====== Supplied entries
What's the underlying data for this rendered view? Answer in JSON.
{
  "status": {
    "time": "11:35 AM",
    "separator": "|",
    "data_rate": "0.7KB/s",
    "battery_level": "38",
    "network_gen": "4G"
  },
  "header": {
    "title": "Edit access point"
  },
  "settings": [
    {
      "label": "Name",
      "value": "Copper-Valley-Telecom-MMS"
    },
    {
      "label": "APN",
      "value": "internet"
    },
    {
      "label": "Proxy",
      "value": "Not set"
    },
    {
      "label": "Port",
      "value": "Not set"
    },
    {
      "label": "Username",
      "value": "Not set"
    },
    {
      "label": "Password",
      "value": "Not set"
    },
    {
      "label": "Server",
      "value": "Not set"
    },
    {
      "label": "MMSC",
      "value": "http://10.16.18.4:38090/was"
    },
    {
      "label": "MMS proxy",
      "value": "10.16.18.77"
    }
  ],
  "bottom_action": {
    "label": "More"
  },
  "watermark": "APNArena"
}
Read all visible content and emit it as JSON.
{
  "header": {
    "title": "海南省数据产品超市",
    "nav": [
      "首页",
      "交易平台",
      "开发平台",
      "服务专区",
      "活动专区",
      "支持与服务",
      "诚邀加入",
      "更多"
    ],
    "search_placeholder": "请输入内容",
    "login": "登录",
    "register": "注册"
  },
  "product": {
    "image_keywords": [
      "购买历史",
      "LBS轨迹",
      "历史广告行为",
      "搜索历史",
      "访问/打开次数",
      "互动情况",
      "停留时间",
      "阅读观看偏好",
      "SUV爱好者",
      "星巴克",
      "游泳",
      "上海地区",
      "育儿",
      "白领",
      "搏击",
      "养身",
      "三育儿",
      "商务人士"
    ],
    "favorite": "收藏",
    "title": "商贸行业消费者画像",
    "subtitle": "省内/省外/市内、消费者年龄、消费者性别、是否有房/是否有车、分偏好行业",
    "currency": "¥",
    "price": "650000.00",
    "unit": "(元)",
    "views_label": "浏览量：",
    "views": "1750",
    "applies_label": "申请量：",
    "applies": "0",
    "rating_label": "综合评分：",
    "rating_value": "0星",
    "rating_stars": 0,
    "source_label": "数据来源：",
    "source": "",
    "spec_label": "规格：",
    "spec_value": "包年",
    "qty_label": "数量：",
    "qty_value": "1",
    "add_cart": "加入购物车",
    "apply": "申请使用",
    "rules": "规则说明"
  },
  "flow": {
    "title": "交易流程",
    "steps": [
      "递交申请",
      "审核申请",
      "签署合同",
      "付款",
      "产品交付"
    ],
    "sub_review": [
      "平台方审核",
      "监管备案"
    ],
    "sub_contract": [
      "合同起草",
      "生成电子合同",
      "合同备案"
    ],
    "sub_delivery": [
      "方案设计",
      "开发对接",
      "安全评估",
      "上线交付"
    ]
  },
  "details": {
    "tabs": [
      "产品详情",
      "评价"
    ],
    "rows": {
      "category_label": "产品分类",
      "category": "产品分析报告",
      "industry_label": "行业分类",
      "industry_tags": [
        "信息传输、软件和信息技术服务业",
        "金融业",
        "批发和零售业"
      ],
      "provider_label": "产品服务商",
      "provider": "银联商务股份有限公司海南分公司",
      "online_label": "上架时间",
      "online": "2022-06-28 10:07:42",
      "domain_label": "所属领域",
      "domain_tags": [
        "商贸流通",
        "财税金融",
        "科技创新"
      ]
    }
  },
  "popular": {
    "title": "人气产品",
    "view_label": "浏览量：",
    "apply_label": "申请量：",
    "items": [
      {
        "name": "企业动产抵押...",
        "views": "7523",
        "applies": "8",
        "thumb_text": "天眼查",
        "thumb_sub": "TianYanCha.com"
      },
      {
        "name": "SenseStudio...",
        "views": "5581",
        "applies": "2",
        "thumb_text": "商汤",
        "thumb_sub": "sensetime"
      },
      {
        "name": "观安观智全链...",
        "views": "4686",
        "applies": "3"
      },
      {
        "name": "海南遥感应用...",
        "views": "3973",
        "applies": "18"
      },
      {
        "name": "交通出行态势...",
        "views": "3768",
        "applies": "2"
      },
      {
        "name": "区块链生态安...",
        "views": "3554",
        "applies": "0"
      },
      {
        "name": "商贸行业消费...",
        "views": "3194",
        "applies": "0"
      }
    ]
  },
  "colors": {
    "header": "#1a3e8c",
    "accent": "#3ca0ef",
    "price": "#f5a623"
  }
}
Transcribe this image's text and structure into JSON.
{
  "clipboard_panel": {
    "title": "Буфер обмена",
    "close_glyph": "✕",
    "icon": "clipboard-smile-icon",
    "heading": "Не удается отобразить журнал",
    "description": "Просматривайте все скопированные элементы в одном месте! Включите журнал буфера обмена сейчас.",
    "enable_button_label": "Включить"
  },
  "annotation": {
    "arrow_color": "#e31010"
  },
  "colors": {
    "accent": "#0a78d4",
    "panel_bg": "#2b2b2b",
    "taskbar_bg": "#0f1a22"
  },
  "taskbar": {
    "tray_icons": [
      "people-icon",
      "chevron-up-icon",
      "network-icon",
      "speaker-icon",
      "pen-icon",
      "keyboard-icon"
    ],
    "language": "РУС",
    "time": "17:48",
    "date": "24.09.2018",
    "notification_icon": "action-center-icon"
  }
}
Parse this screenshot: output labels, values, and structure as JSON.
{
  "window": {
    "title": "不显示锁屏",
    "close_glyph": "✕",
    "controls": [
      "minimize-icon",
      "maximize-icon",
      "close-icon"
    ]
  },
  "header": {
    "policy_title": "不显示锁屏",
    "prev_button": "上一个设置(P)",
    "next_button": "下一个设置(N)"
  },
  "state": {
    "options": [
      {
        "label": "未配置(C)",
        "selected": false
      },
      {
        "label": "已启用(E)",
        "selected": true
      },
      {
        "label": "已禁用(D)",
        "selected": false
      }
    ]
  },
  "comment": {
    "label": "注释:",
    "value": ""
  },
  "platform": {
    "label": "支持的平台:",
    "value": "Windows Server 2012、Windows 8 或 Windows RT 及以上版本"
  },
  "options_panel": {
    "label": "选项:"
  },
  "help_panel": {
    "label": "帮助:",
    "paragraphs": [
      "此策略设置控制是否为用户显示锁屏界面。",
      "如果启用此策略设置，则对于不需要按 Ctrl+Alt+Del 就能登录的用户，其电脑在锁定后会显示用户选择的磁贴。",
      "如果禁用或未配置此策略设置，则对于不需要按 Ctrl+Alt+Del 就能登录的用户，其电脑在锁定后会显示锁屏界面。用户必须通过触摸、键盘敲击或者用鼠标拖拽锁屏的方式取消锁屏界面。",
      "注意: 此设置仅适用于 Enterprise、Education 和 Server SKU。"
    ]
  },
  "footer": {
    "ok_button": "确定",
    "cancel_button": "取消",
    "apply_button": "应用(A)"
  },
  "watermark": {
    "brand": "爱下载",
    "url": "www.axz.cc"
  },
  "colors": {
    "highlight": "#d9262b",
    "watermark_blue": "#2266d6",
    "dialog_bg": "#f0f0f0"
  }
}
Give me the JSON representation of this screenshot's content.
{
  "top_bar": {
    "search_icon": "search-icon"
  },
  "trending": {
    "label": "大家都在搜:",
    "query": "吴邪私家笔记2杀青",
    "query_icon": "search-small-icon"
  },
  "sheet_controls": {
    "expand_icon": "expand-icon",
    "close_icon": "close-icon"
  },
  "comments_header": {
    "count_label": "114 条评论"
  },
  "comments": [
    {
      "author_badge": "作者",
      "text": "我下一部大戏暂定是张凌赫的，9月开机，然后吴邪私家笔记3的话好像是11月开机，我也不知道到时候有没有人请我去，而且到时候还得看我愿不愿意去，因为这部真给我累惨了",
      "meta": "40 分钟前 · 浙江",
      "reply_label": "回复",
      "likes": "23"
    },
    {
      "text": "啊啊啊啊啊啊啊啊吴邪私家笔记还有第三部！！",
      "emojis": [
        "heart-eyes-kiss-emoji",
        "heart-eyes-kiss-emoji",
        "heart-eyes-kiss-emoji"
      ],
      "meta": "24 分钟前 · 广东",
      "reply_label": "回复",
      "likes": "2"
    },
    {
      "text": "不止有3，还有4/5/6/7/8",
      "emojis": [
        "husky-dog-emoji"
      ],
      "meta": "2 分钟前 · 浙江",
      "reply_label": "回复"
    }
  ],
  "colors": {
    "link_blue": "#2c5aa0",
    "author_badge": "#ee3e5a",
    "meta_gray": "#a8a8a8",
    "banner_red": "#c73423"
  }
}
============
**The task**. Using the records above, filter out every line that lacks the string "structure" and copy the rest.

**Result of the exercise**.
Transcribe this image's text and structure into JSON.
Parse this screenshot: output labels, values, and structure as JSON.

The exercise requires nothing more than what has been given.